**Available records**.
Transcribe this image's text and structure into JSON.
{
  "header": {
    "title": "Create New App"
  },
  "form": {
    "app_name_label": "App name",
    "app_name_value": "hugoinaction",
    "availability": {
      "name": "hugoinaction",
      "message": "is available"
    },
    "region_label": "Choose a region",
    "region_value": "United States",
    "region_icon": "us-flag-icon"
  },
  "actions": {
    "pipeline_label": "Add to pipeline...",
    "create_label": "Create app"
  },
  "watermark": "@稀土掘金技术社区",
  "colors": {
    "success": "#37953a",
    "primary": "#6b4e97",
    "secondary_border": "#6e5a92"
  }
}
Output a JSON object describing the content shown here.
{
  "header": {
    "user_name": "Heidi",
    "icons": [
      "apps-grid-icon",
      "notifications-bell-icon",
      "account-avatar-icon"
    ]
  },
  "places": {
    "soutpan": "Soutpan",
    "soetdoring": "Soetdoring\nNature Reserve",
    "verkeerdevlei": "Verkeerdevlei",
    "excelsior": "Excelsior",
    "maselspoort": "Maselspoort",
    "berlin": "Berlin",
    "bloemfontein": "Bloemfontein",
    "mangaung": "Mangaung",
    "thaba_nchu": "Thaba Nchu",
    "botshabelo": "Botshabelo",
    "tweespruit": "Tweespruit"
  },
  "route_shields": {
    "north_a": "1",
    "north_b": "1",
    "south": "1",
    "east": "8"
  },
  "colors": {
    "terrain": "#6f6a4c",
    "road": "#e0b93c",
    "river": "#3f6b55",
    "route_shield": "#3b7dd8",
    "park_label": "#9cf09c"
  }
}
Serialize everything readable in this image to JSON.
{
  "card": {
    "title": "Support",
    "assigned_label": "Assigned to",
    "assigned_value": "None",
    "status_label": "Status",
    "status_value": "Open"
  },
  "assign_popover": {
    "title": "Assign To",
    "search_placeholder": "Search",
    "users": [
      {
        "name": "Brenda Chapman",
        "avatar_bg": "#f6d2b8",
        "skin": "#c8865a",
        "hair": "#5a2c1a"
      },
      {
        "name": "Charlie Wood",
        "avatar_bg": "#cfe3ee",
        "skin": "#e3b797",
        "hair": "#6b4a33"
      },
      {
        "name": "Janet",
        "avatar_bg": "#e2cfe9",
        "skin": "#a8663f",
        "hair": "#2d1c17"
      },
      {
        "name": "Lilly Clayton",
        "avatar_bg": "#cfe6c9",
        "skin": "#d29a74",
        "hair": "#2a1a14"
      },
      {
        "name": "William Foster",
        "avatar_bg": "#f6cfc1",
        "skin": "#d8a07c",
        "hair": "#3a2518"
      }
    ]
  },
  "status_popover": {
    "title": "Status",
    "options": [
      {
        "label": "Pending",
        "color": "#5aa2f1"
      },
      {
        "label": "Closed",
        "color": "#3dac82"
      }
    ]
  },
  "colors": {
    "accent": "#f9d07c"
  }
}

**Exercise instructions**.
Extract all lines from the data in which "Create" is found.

**Problem solution**.
    "title": "Create New App"
    "create_label": "Create app"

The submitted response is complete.